### ABOUT THIS TASK:
When a line of the entries below contains "photo", it counts once; state how many such lines there are and nothing else.
-------- DATA FOR ANALYSIS --------
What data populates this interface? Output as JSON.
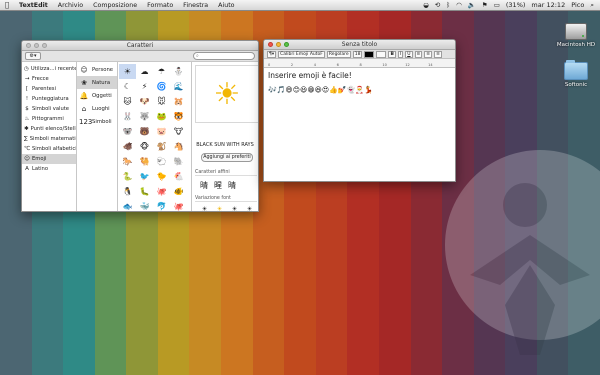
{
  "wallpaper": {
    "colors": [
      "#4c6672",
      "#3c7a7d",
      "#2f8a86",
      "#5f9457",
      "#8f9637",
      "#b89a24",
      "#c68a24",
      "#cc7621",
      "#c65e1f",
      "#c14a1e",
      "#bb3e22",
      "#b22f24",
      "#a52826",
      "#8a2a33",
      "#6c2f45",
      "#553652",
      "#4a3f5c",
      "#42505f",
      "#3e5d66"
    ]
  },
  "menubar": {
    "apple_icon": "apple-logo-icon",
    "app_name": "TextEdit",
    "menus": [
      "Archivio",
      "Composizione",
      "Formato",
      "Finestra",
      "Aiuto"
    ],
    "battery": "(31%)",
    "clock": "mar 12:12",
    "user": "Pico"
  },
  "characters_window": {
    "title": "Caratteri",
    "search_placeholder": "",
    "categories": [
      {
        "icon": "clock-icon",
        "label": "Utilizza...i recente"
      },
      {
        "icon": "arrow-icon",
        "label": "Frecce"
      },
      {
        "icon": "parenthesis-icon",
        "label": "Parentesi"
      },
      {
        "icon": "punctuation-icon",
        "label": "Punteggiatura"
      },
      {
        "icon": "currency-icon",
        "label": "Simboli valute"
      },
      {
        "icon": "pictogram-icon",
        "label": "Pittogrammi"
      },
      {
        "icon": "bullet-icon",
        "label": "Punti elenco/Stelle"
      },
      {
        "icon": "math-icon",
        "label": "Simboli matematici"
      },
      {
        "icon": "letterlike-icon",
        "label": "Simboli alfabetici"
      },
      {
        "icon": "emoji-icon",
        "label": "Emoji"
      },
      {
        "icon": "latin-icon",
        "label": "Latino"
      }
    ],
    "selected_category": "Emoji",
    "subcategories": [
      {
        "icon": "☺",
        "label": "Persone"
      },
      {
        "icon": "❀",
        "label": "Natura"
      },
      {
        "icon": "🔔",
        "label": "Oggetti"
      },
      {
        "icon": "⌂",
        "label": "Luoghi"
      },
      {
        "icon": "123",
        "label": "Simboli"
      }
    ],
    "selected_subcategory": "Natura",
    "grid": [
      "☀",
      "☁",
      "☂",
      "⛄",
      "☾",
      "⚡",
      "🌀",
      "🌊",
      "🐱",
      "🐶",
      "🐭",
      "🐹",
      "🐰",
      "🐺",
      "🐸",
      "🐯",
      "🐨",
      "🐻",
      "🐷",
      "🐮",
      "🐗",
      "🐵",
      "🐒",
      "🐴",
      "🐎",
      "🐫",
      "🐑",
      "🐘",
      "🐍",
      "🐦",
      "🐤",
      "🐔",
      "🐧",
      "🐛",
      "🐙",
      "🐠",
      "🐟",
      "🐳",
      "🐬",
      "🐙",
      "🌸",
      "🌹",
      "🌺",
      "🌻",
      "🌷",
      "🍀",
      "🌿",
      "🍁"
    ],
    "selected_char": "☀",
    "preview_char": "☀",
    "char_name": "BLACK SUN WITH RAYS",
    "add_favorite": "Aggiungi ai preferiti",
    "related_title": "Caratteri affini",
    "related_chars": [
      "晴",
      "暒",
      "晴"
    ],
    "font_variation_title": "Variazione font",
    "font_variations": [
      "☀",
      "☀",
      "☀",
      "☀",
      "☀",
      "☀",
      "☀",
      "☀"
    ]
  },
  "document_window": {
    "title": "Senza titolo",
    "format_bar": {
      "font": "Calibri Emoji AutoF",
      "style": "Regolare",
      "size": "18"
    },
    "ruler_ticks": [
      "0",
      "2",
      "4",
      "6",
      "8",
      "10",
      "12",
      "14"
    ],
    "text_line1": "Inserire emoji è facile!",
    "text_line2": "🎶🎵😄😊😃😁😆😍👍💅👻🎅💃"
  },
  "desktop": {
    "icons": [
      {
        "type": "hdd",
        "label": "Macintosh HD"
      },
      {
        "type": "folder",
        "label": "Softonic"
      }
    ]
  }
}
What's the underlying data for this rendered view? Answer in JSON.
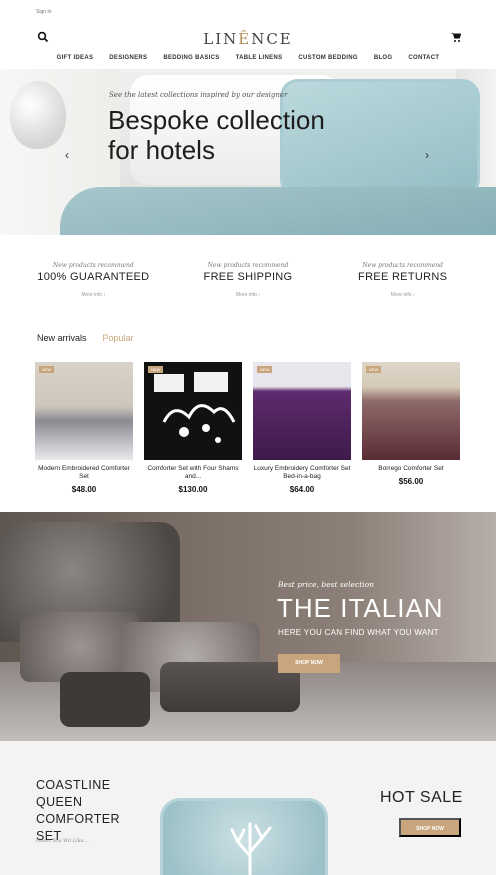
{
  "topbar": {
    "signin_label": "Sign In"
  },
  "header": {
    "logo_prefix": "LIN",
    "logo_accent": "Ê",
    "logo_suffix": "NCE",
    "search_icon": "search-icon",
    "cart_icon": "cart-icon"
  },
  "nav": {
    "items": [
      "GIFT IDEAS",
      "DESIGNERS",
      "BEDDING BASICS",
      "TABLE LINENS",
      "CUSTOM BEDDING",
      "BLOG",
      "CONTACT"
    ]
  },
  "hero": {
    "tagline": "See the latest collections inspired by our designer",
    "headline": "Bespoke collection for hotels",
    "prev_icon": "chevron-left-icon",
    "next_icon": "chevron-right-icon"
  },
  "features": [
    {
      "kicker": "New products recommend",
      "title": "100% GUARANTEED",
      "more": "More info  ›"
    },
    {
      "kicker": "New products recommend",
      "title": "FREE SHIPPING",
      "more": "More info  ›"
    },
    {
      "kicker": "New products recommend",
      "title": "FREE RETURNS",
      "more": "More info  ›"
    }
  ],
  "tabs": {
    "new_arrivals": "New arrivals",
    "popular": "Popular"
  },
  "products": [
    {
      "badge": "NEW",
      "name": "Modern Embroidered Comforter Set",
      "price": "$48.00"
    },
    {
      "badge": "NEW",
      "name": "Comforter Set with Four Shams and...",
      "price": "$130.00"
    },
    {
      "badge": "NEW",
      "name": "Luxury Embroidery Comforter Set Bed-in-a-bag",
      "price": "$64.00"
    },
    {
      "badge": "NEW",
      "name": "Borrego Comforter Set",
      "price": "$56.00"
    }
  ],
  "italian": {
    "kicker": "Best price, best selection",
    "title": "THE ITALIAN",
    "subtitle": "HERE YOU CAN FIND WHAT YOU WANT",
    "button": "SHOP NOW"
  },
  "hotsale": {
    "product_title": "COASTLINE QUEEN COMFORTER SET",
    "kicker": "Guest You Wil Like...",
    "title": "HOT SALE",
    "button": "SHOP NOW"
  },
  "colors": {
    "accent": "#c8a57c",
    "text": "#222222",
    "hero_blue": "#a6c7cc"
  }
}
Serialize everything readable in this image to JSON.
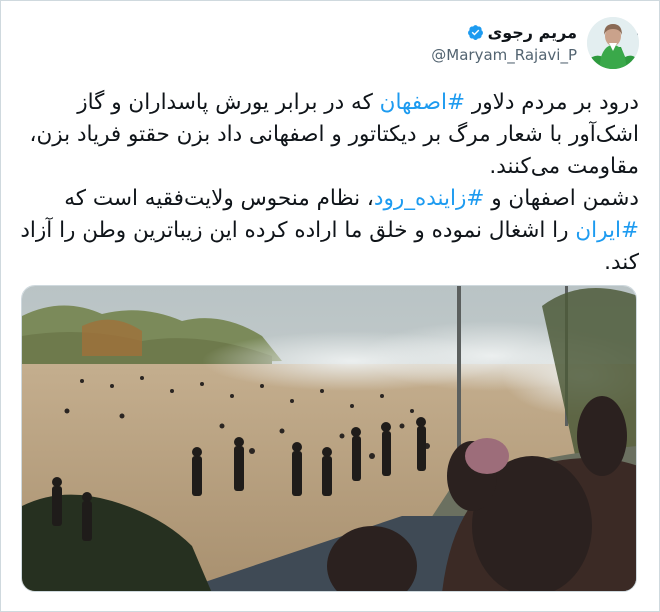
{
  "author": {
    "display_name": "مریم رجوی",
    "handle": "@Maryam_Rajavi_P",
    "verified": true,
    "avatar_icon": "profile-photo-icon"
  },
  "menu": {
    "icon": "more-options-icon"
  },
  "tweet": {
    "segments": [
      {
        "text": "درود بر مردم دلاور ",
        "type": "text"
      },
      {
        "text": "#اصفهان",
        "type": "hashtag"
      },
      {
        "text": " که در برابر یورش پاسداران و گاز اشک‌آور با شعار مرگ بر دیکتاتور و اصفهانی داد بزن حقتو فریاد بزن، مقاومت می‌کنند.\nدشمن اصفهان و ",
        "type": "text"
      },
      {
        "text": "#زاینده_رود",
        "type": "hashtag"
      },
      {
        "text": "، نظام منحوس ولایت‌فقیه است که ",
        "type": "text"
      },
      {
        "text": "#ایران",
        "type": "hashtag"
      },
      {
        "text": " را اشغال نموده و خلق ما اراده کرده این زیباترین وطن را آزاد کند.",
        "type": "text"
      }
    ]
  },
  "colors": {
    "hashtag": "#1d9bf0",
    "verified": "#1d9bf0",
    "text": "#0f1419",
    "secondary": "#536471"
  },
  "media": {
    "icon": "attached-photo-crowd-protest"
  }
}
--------
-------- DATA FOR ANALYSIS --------
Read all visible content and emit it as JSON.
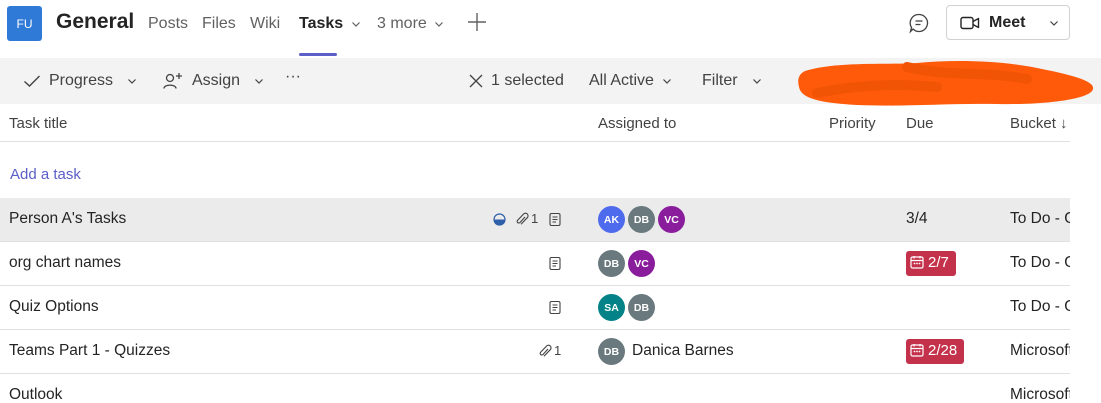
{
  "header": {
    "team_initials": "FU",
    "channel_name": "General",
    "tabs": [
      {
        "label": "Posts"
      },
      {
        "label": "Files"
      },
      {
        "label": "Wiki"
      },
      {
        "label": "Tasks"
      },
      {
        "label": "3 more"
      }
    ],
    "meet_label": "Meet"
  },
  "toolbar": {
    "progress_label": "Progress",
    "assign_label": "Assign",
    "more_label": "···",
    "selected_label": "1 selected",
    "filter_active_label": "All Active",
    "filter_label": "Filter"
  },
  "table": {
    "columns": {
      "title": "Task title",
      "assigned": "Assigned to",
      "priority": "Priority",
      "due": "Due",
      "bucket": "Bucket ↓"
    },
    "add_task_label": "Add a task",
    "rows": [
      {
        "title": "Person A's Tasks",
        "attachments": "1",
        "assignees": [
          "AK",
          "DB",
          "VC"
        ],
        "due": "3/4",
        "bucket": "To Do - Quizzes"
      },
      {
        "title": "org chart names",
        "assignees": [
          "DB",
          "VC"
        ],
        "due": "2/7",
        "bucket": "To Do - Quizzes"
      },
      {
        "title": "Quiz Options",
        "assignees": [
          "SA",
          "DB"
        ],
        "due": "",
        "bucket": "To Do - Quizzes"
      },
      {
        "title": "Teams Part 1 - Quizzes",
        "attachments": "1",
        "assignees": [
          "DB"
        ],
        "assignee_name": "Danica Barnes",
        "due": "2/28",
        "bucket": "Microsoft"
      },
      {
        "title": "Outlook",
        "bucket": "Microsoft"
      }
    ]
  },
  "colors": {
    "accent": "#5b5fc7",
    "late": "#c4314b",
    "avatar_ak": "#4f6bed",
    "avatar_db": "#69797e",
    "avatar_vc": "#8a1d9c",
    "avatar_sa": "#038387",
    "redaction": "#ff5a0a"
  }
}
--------
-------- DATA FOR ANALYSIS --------
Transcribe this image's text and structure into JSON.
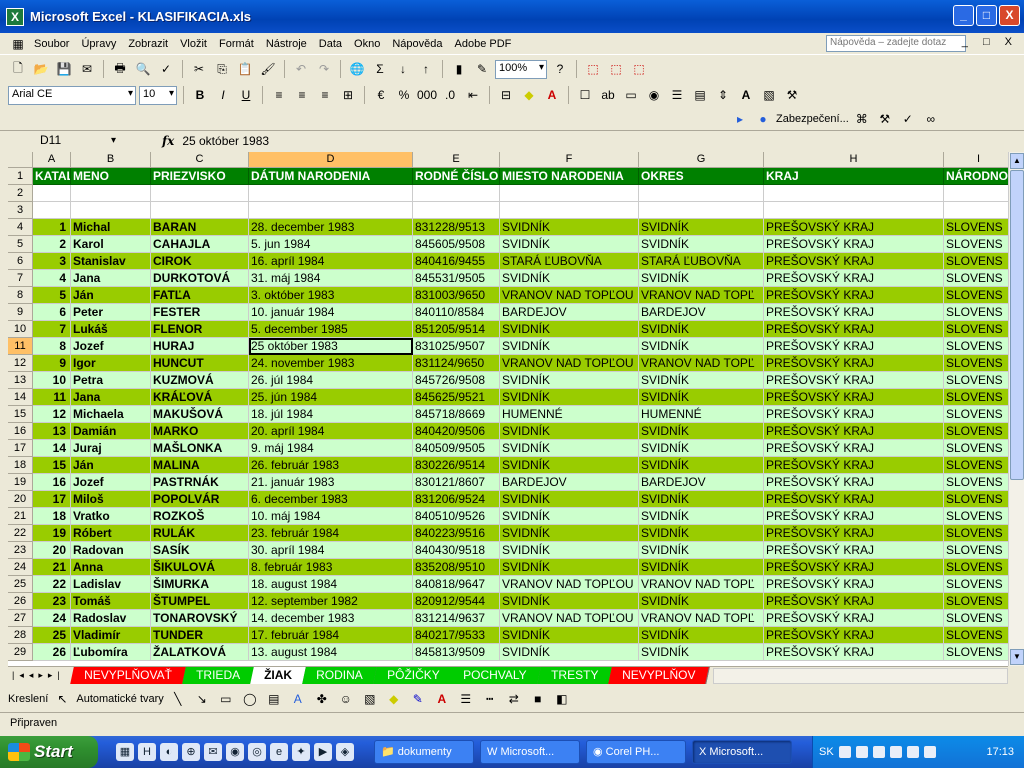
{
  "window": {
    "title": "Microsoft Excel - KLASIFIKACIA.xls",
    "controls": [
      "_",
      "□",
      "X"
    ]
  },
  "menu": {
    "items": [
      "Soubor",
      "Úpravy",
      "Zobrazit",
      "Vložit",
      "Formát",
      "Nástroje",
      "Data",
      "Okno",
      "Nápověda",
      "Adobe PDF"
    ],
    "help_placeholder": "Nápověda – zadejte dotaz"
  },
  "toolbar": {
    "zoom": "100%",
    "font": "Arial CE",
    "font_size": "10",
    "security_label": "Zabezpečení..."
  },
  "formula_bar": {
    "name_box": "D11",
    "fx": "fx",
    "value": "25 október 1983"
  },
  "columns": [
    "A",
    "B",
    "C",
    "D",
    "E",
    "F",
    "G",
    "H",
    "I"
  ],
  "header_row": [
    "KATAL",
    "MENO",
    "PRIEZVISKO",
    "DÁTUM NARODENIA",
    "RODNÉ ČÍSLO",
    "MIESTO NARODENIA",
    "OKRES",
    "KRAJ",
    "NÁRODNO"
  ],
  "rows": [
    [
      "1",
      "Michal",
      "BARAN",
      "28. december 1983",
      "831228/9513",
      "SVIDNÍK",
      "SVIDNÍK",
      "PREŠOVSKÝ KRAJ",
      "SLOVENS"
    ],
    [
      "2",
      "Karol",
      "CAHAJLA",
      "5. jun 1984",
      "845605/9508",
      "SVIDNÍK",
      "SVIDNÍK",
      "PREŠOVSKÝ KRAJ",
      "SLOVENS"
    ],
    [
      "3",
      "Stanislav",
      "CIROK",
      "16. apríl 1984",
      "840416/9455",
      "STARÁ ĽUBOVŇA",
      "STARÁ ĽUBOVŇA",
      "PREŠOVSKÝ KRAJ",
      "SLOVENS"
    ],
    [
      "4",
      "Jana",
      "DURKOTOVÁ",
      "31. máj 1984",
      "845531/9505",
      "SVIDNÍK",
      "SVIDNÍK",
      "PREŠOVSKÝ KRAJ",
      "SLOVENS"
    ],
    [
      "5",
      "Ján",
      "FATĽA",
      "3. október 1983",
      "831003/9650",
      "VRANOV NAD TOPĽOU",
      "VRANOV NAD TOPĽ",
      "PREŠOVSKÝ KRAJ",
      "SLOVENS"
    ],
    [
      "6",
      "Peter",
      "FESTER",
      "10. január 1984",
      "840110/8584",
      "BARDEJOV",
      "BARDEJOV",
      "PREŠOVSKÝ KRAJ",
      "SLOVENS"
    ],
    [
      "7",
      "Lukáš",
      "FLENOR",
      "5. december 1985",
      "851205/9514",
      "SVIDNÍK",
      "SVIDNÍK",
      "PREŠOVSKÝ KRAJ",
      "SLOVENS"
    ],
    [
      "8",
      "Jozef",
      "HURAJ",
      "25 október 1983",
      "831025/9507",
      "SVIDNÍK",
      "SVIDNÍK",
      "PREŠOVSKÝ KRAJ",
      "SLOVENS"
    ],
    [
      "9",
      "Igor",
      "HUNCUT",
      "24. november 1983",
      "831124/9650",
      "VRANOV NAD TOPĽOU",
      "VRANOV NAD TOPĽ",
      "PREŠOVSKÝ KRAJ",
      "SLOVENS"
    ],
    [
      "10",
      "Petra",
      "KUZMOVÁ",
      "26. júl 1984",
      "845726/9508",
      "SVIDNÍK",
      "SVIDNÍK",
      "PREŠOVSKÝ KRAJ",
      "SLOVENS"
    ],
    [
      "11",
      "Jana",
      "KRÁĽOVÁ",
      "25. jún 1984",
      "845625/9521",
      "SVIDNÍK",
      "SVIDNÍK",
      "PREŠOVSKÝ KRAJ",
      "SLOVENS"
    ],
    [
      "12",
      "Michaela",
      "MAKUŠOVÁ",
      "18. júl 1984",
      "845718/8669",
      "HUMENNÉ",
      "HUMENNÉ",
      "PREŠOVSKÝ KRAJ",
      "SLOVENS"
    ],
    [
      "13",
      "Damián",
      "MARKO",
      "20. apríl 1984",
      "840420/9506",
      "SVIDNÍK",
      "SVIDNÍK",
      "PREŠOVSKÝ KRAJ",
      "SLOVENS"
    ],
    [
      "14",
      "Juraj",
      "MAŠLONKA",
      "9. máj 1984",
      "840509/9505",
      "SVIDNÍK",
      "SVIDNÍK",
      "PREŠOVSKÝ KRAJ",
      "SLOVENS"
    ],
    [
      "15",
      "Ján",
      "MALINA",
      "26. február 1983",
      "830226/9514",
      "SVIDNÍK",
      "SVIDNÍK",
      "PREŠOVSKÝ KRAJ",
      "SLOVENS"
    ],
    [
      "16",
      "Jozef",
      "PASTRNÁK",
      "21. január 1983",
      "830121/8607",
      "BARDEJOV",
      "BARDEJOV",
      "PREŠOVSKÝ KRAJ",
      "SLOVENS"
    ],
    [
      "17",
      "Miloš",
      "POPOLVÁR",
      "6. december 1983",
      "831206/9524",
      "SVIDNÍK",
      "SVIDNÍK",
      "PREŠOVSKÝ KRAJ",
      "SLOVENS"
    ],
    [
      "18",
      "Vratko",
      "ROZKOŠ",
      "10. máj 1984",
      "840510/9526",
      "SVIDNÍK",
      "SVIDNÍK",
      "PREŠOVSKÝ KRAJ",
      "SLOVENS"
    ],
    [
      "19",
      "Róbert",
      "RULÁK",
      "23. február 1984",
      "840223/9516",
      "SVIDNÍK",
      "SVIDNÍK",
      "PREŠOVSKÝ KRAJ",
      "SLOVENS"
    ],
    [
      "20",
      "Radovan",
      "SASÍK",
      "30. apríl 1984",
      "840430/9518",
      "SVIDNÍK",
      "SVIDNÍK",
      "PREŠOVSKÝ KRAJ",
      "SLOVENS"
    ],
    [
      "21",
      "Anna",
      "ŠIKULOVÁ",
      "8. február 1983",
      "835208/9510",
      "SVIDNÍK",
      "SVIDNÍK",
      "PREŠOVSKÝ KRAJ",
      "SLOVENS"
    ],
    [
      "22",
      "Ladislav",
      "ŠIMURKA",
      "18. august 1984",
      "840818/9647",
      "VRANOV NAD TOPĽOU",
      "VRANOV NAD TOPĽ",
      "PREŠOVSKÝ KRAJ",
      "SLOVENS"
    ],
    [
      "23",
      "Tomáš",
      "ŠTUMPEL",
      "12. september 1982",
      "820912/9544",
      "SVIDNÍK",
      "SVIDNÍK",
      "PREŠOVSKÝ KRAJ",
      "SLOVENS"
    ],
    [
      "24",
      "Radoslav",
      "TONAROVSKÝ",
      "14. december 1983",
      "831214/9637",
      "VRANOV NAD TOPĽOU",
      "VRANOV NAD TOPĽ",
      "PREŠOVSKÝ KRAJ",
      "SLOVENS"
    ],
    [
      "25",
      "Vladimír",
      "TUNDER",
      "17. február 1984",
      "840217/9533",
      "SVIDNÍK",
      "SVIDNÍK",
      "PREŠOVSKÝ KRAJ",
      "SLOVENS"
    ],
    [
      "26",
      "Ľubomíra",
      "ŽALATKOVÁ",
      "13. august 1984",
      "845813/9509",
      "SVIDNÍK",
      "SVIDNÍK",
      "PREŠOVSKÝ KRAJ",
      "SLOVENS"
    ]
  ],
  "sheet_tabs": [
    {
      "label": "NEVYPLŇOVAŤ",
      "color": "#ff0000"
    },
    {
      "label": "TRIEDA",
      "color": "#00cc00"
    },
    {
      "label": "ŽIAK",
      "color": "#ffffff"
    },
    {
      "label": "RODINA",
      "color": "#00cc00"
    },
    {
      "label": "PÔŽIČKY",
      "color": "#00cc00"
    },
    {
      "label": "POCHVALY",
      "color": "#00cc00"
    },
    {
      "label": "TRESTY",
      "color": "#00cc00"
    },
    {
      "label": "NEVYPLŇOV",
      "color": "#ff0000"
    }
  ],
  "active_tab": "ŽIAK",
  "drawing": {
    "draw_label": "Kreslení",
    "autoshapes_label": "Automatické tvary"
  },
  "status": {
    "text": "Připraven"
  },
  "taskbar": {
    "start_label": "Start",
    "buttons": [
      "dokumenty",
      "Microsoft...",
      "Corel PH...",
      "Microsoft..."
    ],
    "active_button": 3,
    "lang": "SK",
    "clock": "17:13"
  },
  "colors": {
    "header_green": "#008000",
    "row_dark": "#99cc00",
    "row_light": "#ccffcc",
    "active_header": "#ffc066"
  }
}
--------
### YOUR SOLUTION:
2